Assigned task:
Your task is to repeat the listing exactly.
= = =
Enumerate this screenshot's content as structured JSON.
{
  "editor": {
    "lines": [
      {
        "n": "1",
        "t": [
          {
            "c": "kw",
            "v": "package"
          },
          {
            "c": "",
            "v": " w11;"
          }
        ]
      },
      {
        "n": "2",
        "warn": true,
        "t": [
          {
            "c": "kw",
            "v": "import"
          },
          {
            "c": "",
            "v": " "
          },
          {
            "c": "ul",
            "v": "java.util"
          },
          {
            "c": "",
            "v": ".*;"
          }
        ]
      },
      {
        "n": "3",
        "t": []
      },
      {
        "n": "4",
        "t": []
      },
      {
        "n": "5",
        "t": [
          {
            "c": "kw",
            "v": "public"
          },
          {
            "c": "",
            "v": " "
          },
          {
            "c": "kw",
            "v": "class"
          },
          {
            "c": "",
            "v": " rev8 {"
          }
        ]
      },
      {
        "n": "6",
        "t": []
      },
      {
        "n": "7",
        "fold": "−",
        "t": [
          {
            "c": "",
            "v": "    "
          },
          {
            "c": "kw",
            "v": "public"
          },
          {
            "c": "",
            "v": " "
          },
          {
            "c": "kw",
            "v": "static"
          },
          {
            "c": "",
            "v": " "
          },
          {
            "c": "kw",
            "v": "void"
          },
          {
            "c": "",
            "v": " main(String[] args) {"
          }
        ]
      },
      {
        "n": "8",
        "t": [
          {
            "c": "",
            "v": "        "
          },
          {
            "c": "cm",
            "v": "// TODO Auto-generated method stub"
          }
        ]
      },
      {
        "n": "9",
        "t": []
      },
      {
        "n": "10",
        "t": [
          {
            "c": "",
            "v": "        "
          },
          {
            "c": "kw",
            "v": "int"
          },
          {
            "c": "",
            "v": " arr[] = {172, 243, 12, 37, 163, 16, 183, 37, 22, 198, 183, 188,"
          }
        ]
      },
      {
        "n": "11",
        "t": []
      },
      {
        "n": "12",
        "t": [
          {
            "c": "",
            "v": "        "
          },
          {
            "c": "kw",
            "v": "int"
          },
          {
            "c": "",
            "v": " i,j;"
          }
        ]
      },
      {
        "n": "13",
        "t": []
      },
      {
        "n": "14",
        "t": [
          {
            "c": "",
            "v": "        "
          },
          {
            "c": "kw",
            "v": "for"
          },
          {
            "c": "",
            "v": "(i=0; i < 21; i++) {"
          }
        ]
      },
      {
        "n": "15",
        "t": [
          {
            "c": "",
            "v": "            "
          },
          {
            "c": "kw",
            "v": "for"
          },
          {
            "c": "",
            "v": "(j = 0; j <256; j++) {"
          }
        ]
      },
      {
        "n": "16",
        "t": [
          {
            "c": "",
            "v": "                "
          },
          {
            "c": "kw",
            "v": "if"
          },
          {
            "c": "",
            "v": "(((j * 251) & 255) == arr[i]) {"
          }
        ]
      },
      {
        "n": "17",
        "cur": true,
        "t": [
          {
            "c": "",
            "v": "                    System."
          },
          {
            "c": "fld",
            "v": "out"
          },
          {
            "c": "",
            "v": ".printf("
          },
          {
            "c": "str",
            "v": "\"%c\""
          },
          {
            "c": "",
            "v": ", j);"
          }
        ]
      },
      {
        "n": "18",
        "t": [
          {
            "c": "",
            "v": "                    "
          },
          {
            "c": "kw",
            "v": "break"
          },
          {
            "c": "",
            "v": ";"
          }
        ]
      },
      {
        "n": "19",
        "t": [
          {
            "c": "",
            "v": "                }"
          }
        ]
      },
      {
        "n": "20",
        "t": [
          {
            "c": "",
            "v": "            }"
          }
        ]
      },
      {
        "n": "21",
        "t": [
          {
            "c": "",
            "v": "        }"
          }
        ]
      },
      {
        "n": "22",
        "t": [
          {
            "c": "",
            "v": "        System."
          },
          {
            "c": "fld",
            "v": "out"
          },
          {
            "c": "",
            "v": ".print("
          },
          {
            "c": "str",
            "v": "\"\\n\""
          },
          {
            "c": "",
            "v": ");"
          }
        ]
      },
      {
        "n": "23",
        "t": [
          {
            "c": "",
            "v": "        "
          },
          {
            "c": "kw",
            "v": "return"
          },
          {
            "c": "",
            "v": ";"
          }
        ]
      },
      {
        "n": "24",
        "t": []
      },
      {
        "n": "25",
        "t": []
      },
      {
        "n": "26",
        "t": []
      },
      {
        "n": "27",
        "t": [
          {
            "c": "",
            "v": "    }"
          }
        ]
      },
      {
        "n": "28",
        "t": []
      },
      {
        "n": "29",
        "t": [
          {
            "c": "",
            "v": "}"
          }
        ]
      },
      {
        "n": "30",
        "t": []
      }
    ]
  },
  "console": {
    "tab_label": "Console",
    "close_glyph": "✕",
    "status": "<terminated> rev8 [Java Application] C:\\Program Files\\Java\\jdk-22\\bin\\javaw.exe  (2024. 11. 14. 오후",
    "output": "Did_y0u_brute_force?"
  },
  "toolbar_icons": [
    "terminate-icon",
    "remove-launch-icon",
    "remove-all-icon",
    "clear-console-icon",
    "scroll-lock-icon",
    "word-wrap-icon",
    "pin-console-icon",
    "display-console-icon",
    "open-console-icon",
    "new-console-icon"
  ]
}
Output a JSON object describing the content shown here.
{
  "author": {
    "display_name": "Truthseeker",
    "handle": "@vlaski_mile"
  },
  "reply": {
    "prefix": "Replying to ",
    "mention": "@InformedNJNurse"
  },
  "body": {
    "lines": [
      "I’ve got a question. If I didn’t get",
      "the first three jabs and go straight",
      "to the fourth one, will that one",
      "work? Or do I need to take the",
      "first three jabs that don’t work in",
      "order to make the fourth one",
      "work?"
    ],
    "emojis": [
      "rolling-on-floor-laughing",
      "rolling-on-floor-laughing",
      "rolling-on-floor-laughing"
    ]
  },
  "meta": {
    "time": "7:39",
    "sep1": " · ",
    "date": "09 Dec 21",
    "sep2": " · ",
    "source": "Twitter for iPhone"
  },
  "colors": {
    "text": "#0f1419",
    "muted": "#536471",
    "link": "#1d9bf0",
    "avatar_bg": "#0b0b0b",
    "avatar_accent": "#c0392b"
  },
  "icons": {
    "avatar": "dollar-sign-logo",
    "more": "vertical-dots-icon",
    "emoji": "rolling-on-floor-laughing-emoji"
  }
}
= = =
Task result:
Enumerate this screenshot's content as structured JSON.
{
  "editor": {
    "lines": [
      {
        "n": "1",
        "t": [
          {
            "c": "kw",
            "v": "package"
          },
          {
            "c": "",
            "v": " w11;"
          }
        ]
      },
      {
        "n": "2",
        "warn": true,
        "t": [
          {
            "c": "kw",
            "v": "import"
          },
          {
            "c": "",
            "v": " "
          },
          {
            "c": "ul",
            "v": "java.util"
          },
          {
            "c": "",
            "v": ".*;"
          }
        ]
      },
      {
        "n": "3",
        "t": []
      },
      {
        "n": "4",
        "t": []
      },
      {
        "n": "5",
        "t": [
          {
            "c": "kw",
            "v": "public"
          },
          {
            "c": "",
            "v": " "
          },
          {
            "c": "kw",
            "v": "class"
          },
          {
            "c": "",
            "v": " rev8 {"
          }
        ]
      },
      {
        "n": "6",
        "t": []
      },
      {
        "n": "7",
        "fold": "−",
        "t": [
          {
            "c": "",
            "v": "    "
          },
          {
            "c": "kw",
            "v": "public"
          },
          {
            "c": "",
            "v": " "
          },
          {
            "c": "kw",
            "v": "static"
          },
          {
            "c": "",
            "v": " "
          },
          {
            "c": "kw",
            "v": "void"
          },
          {
            "c": "",
            "v": " main(String[] args) {"
          }
        ]
      },
      {
        "n": "8",
        "t": [
          {
            "c": "",
            "v": "        "
          },
          {
            "c": "cm",
            "v": "// TODO Auto-generated method stub"
          }
        ]
      },
      {
        "n": "9",
        "t": []
      },
      {
        "n": "10",
        "t": [
          {
            "c": "",
            "v": "        "
          },
          {
            "c": "kw",
            "v": "int"
          },
          {
            "c": "",
            "v": " arr[] = {172, 243, 12, 37, 163, 16, 183, 37, 22, 198, 183, 188,"
          }
        ]
      },
      {
        "n": "11",
        "t": []
      },
      {
        "n": "12",
        "t": [
          {
            "c": "",
            "v": "        "
          },
          {
            "c": "kw",
            "v": "int"
          },
          {
            "c": "",
            "v": " i,j;"
          }
        ]
      },
      {
        "n": "13",
        "t": []
      },
      {
        "n": "14",
        "t": [
          {
            "c": "",
            "v": "        "
          },
          {
            "c": "kw",
            "v": "for"
          },
          {
            "c": "",
            "v": "(i=0; i < 21; i++) {"
          }
        ]
      },
      {
        "n": "15",
        "t": [
          {
            "c": "",
            "v": "            "
          },
          {
            "c": "kw",
            "v": "for"
          },
          {
            "c": "",
            "v": "(j = 0; j <256; j++) {"
          }
        ]
      },
      {
        "n": "16",
        "t": [
          {
            "c": "",
            "v": "                "
          },
          {
            "c": "kw",
            "v": "if"
          },
          {
            "c": "",
            "v": "(((j * 251) & 255) == arr[i]) {"
          }
        ]
      },
      {
        "n": "17",
        "cur": true,
        "t": [
          {
            "c": "",
            "v": "                    System."
          },
          {
            "c": "fld",
            "v": "out"
          },
          {
            "c": "",
            "v": ".printf("
          },
          {
            "c": "str",
            "v": "\"%c\""
          },
          {
            "c": "",
            "v": ", j);"
          }
        ]
      },
      {
        "n": "18",
        "t": [
          {
            "c": "",
            "v": "                    "
          },
          {
            "c": "kw",
            "v": "break"
          },
          {
            "c": "",
            "v": ";"
          }
        ]
      },
      {
        "n": "19",
        "t": [
          {
            "c": "",
            "v": "                }"
          }
        ]
      },
      {
        "n": "20",
        "t": [
          {
            "c": "",
            "v": "            }"
          }
        ]
      },
      {
        "n": "21",
        "t": [
          {
            "c": "",
            "v": "        }"
          }
        ]
      },
      {
        "n": "22",
        "t": [
          {
            "c": "",
            "v": "        System."
          },
          {
            "c": "fld",
            "v": "out"
          },
          {
            "c": "",
            "v": ".print("
          },
          {
            "c": "str",
            "v": "\"\\n\""
          },
          {
            "c": "",
            "v": ");"
          }
        ]
      },
      {
        "n": "23",
        "t": [
          {
            "c": "",
            "v": "        "
          },
          {
            "c": "kw",
            "v": "return"
          },
          {
            "c": "",
            "v": ";"
          }
        ]
      },
      {
        "n": "24",
        "t": []
      },
      {
        "n": "25",
        "t": []
      },
      {
        "n": "26",
        "t": []
      },
      {
        "n": "27",
        "t": [
          {
            "c": "",
            "v": "    }"
          }
        ]
      },
      {
        "n": "28",
        "t": []
      },
      {
        "n": "29",
        "t": [
          {
            "c": "",
            "v": "}"
          }
        ]
      },
      {
        "n": "30",
        "t": []
      }
    ]
  },
  "console": {
    "tab_label": "Console",
    "close_glyph": "✕",
    "status": "<terminated> rev8 [Java Application] C:\\Program Files\\Java\\jdk-22\\bin\\javaw.exe  (2024. 11. 14. 오후",
    "output": "Did_y0u_brute_force?"
  },
  "toolbar_icons": [
    "terminate-icon",
    "remove-launch-icon",
    "remove-all-icon",
    "clear-console-icon",
    "scroll-lock-icon",
    "word-wrap-icon",
    "pin-console-icon",
    "display-console-icon",
    "open-console-icon",
    "new-console-icon"
  ]
}
Output a JSON object describing the content shown here.
{
  "author": {
    "display_name": "Truthseeker",
    "handle": "@vlaski_mile"
  },
  "reply": {
    "prefix": "Replying to ",
    "mention": "@InformedNJNurse"
  },
  "body": {
    "lines": [
      "I’ve got a question. If I didn’t get",
      "the first three jabs and go straight",
      "to the fourth one, will that one",
      "work? Or do I need to take the",
      "first three jabs that don’t work in",
      "order to make the fourth one",
      "work?"
    ],
    "emojis": [
      "rolling-on-floor-laughing",
      "rolling-on-floor-laughing",
      "rolling-on-floor-laughing"
    ]
  },
  "meta": {
    "time": "7:39",
    "sep1": " · ",
    "date": "09 Dec 21",
    "sep2": " · ",
    "source": "Twitter for iPhone"
  },
  "colors": {
    "text": "#0f1419",
    "muted": "#536471",
    "link": "#1d9bf0",
    "avatar_bg": "#0b0b0b",
    "avatar_accent": "#c0392b"
  },
  "icons": {
    "avatar": "dollar-sign-logo",
    "more": "vertical-dots-icon",
    "emoji": "rolling-on-floor-laughing-emoji"
  }
}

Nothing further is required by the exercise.